And they should be. That is, after all, one of their primary objectives. The controversial actions these agencies have taken make headlines, but day-to-day, week after week, employees at the NSA or CIA are there to do their duty to keep us safe. We might not agree with their idea of "safe", or how they go about their duties, but until they are changed things are what they are. And that means there is always going to be information that’s classified and secret, someone will need to send that sort of information to someone else, and it may come in contact with equipment made by Huawei. If that equipment is compromised by China, there is a valid concern there.

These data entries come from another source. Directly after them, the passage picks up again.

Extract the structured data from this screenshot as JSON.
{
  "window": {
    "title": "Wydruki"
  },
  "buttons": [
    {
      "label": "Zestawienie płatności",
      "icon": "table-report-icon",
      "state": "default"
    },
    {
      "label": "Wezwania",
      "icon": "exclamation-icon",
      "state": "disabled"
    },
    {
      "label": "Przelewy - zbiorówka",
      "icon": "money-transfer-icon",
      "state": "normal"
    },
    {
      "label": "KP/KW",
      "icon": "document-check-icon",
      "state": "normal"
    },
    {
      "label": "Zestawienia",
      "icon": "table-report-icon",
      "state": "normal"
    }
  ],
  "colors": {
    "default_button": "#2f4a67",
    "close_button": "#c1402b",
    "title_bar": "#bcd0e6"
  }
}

Back to the phones. Having everyone in the U.S. rush out and buy a Mate 10 Pro, making Huawei richer (and putting a backdoor in every American’s hands according to U.S. spooks and their bosses), isn’t going to make trade officials happy. Having AT&T and Sprint and Level 3 and RCN and every other company that provides the U.S. internet infrastructure use potentially compromised equipment from a country that is in all but name an enemy of the state makes intelligence officials very concerned.
So what the hell should we do?
Spies gonna spy and corporations gonna corporate. There’s not much a normal person who just wants to get their money’s worth when they buy a new phone can do about that. Continue to vote, both at the ballot box and with your wallet, to try and shape the country the way you think it should be. All this aside, we can and should be concerned that we’re making the right decision when we buy a phone. Nobody wants a phone that spies on them, and nobody deserves to get stuck with one.
I’ll come out and say it plainly: I do not think the Chinese government, or any other entity, has placed a backdoor in any Huawei phone that would enable it to steal your data.
Huawei clearly responded to this latest accusation saying their phones and networking equipment is sold worldwide and "poses no greater cybersecurity risk than any ICT vendor" and there is no reason to doubt its word when it comes to its phones. In fact, there is some evidence that supports Huawei here. There are "rules" in place when a foreign country wants to sell electronic or connected products inside the U.S. and Great Britain. The public isn’t privy to the exact details, but there is a rigorous inspection when a device is able to transmit encrypted data to make sure these rules are followed. Huawei has apparently been found to be following them as you can buy their products both here in the states and in Great Britain.
Further (but even more circumstantial) evidence is that plenty of people already have a Huawei phone and some of those people are the type who can monitor what their phones are sending and where it is going. So far, we’ve heard nothing to make me think Huawei is sending private data back to China or is building a bot-net to terrorize Americans over the internet. If Huawei was doing anything fishy with our data, Reddit would know and Reddit would be on fire.
I’m not saying you should take my word over that of FBI Director Christopher Wray. I take my word over his, but can’t ask you to do the same. But I can ask you to consider one thing: we have been offered zero proof that buying a Huawei phone is a bad idea. Not a lick. Like you, I read multiple articles and news stories about the Senate Intelligence Committee testimony and I think ZDNet’s Matt Miller says it the best.
As for myself, I will continue to use the Huawei Mate 10 Pro until there is evidence that shows I should be concerned.
But you can’t let me make that decision for you. Make sure you’re informed and choose wisely. Meanwhile, the Mate 10 Pro is one hell of a phone.
February 17, 2018 at 05:00AM